▸ What you need to do
Each record that follows is to be duplicated exactly, though its pictures are not.
......
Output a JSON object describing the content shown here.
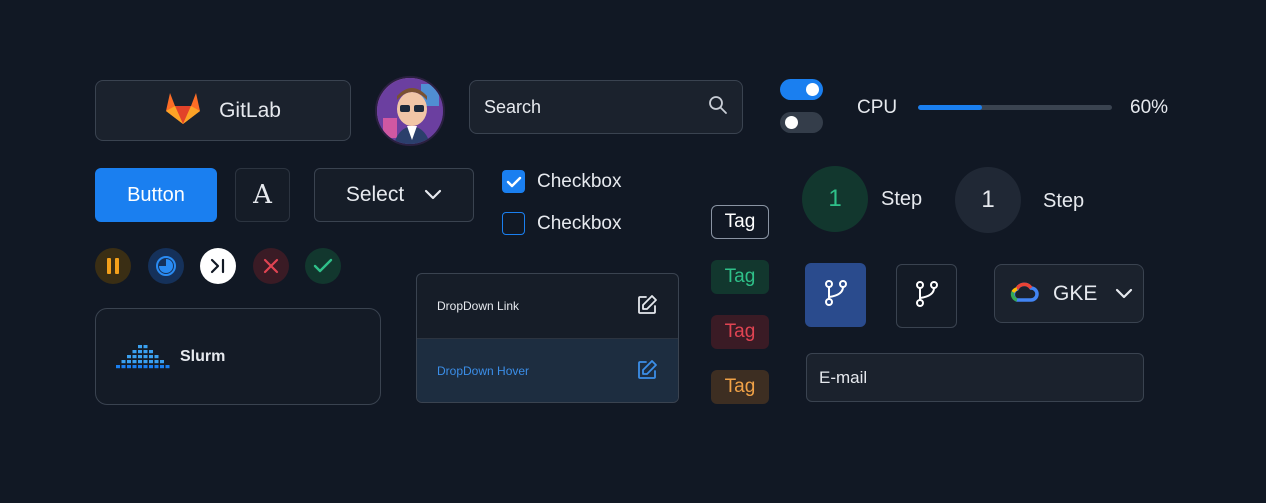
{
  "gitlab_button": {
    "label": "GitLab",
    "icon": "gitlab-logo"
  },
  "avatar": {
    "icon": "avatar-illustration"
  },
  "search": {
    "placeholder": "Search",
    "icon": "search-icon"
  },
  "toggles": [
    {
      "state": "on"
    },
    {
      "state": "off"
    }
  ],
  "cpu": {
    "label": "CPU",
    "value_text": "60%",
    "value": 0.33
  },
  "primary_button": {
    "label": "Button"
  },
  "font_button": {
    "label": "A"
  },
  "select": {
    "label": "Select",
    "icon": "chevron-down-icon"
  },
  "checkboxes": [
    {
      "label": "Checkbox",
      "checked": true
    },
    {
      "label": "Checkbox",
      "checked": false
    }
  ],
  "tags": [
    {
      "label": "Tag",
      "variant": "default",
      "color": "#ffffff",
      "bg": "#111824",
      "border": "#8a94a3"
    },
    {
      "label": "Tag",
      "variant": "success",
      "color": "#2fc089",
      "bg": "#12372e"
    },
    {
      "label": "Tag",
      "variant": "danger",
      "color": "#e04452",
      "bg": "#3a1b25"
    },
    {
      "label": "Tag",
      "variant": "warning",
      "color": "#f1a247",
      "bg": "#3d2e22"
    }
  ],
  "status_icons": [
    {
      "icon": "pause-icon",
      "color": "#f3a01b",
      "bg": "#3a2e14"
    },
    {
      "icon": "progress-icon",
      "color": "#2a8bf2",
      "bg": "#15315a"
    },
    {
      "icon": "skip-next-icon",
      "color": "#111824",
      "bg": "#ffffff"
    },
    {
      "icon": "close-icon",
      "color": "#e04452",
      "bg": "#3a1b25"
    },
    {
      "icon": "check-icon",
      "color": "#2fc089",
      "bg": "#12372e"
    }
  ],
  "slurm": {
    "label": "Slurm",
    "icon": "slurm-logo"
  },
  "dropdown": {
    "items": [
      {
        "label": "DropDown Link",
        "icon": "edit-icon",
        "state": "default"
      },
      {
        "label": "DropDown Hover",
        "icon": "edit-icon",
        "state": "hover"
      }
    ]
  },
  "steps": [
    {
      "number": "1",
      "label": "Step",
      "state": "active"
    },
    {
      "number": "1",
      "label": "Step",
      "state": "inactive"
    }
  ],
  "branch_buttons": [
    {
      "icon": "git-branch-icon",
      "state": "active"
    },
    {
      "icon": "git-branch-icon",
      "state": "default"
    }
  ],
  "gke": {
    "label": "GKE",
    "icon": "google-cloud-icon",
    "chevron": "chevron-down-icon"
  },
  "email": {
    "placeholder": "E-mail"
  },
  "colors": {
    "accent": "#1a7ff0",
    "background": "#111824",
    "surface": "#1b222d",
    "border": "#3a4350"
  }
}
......
▸ Solution to the exercise
Output a JSON object describing the content shown here.
{
  "gitlab_button": {
    "label": "GitLab",
    "icon": "gitlab-logo"
  },
  "avatar": {
    "icon": "avatar-illustration"
  },
  "search": {
    "placeholder": "Search",
    "icon": "search-icon"
  },
  "toggles": [
    {
      "state": "on"
    },
    {
      "state": "off"
    }
  ],
  "cpu": {
    "label": "CPU",
    "value_text": "60%",
    "value": 0.33
  },
  "primary_button": {
    "label": "Button"
  },
  "font_button": {
    "label": "A"
  },
  "select": {
    "label": "Select",
    "icon": "chevron-down-icon"
  },
  "checkboxes": [
    {
      "label": "Checkbox",
      "checked": true
    },
    {
      "label": "Checkbox",
      "checked": false
    }
  ],
  "tags": [
    {
      "label": "Tag",
      "variant": "default",
      "color": "#ffffff",
      "bg": "#111824",
      "border": "#8a94a3"
    },
    {
      "label": "Tag",
      "variant": "success",
      "color": "#2fc089",
      "bg": "#12372e"
    },
    {
      "label": "Tag",
      "variant": "danger",
      "color": "#e04452",
      "bg": "#3a1b25"
    },
    {
      "label": "Tag",
      "variant": "warning",
      "color": "#f1a247",
      "bg": "#3d2e22"
    }
  ],
  "status_icons": [
    {
      "icon": "pause-icon",
      "color": "#f3a01b",
      "bg": "#3a2e14"
    },
    {
      "icon": "progress-icon",
      "color": "#2a8bf2",
      "bg": "#15315a"
    },
    {
      "icon": "skip-next-icon",
      "color": "#111824",
      "bg": "#ffffff"
    },
    {
      "icon": "close-icon",
      "color": "#e04452",
      "bg": "#3a1b25"
    },
    {
      "icon": "check-icon",
      "color": "#2fc089",
      "bg": "#12372e"
    }
  ],
  "slurm": {
    "label": "Slurm",
    "icon": "slurm-logo"
  },
  "dropdown": {
    "items": [
      {
        "label": "DropDown Link",
        "icon": "edit-icon",
        "state": "default"
      },
      {
        "label": "DropDown Hover",
        "icon": "edit-icon",
        "state": "hover"
      }
    ]
  },
  "steps": [
    {
      "number": "1",
      "label": "Step",
      "state": "active"
    },
    {
      "number": "1",
      "label": "Step",
      "state": "inactive"
    }
  ],
  "branch_buttons": [
    {
      "icon": "git-branch-icon",
      "state": "active"
    },
    {
      "icon": "git-branch-icon",
      "state": "default"
    }
  ],
  "gke": {
    "label": "GKE",
    "icon": "google-cloud-icon",
    "chevron": "chevron-down-icon"
  },
  "email": {
    "placeholder": "E-mail"
  },
  "colors": {
    "accent": "#1a7ff0",
    "background": "#111824",
    "surface": "#1b222d",
    "border": "#3a4350"
  }
}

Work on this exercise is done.